It’s one of the great tax time myths: that workers can claim an automatic work-related clothing deduction of $150.
Also read: 6 things the ATO is scrutinising this year
And according to the Australian Tax Office, millions are caught out every year. In 2018, 6 million attempted to claim the deduction, worth around $1.5 billion.
“You must have spent the money you are claiming on buying or cleaning eligible clothes. While you don’t need receipts for claims up to $150, we can ask how you calculated your claim. We may even ask your employer if you have a required uniform,” assistant commissioner Karen Foat said.
This year, the rules still apply but will attract even greater scrutiny.
“They’re looking at work-related expenses. A lot of things that people would normally have claimed in the past like using your car for work, work-related laundry -the ATO is expecting that to flow through to some lower deduction claims in those spaces. So if your claims have not gone down, that will trigger a bit of interest,” H&R Block communications director Mark Chapman said.
Okay, what are the clothing deduction rules?
Generally speaking, the ATO will require that you have written evidence that you purchased the clothing or had to pay cleaning costs if the amount you’re attempting to claim on clothing expenses is more than $150.
But the tax office is clear: that doesn’t mean you can automatically claim it, and you also need to be careful in what you claim.
“You may receive an allowance from your employer for clothing, uniforms, laundry or dry-cleaning. If you do, make sure you show the amount of the allowance on your tax return as it is assessable income. You can only claim a deduction for the amount you actually spent,” an information sheet explains.
And your clothes need to be required for your job. That means new black heels, or a nice tie won’t make the cut. But checkered pants for chefs, and high vis clothing for tradies will, provided the worker was required to pay for the clothing and was not reimbursed.
The ATO has this regular rule: if your clothing allows the public to “easily recognise your occupation”, and you paid for it yourself, you can claim it.
“You can claim a deduction for shoes, socks and stockings where they are an essential part of a distinctive, compulsory uniform, and where their characteristics (colour, style and type) are specified in your employer's uniform policy,” the ATO said.
“You can claim a deduction for a single item of distinctive clothing, such as a jumper, if it's compulsory for you to wear it at work.”
However, if you’re a retail or hospitality worker whose boss requires you wear a black top and pants, you won’t be able to claim this, as the ATO considers this conventional clothing.
And if you work in retail and your boss makes you wear the latest trends, that’s not eligible. And worse - it’s actually illegal for your boss to force you to spend money in store.
When it comes to claiming laundry, the ATO accepts, as a general rule, $1 per load if it’s just work-related clothing, and 50 cents per load if other clothes are being washed.
One big change
But coronavirus will see one particular claim surge, the ATO has said.

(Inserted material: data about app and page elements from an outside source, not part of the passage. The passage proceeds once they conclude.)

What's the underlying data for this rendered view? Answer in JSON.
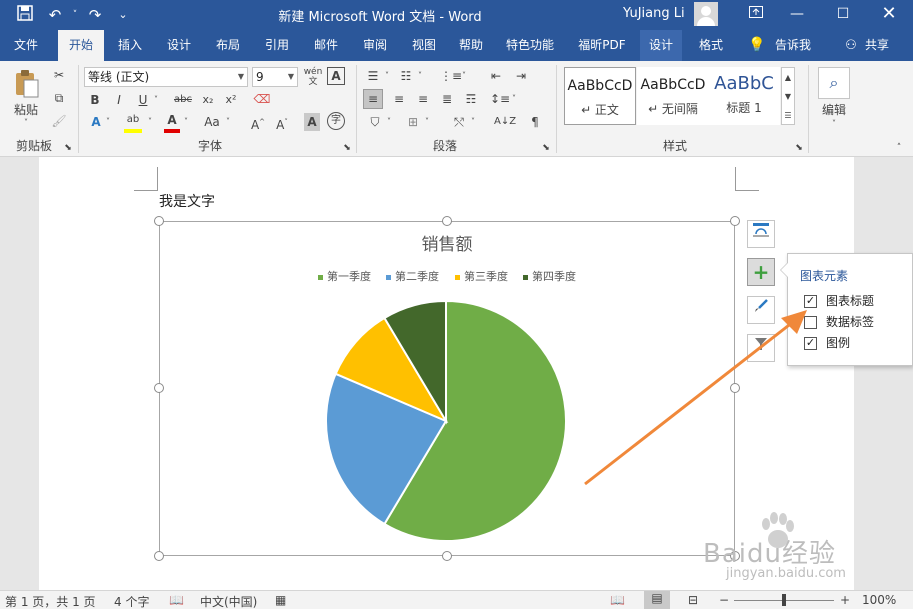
{
  "titlebar": {
    "doc_title": "新建 Microsoft Word 文档  -  Word",
    "user_name": "YuJiang Li",
    "save_icon": "save-icon",
    "undo_icon": "undo-icon",
    "redo_icon": "redo-icon"
  },
  "tabs": [
    "文件",
    "开始",
    "插入",
    "设计",
    "布局",
    "引用",
    "邮件",
    "审阅",
    "视图",
    "帮助",
    "特色功能",
    "福昕PDF",
    "设计",
    "格式",
    "告诉我",
    "共享"
  ],
  "ribbon": {
    "clipboard": {
      "paste_label": "粘贴",
      "group_label": "剪贴板"
    },
    "font": {
      "font_name": "等线 (正文)",
      "font_size": "9",
      "group_label": "字体"
    },
    "paragraph": {
      "group_label": "段落"
    },
    "styles": {
      "group_label": "样式",
      "cards": [
        {
          "preview": "AaBbCcD",
          "name": "↵ 正文"
        },
        {
          "preview": "AaBbCcD",
          "name": "↵ 无间隔"
        },
        {
          "preview": "AaBbC",
          "name": "标题 1"
        }
      ]
    },
    "editing": {
      "label": "编辑"
    }
  },
  "document": {
    "text": "我是文字"
  },
  "chart_data": {
    "type": "pie",
    "title": "销售额",
    "categories": [
      "第一季度",
      "第二季度",
      "第三季度",
      "第四季度"
    ],
    "values": [
      8.2,
      3.2,
      1.4,
      1.2
    ],
    "colors": [
      "#70ad47",
      "#5b9bd5",
      "#ffc000",
      "#43682b"
    ],
    "legend_position": "top"
  },
  "chart_elements_popup": {
    "title": "图表元素",
    "options": [
      {
        "label": "图表标题",
        "checked": true
      },
      {
        "label": "数据标签",
        "checked": false
      },
      {
        "label": "图例",
        "checked": true
      }
    ]
  },
  "watermark": {
    "logo_text": "Baidu经验",
    "url": "jingyan.baidu.com"
  },
  "statusbar": {
    "page": "第 1 页，共 1 页",
    "words": "4 个字",
    "language": "中文(中国)",
    "zoom": "100%"
  },
  "colors": {
    "accent": "#2b579a",
    "arrow": "#f0883a"
  }
}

“This tax time, the ATO expects to see a substantial increase in people claiming deductions for working from home or for protective items required for work,” Foat said.
“Taxpayers working in jobs that require physical contact or close proximity with customers or clients during COVID-19 measures may be able to claim a deduction for items such as gloves, face masks, sanitiser or anti-bacterial spray if they have paid for the items and not been reimbursed.”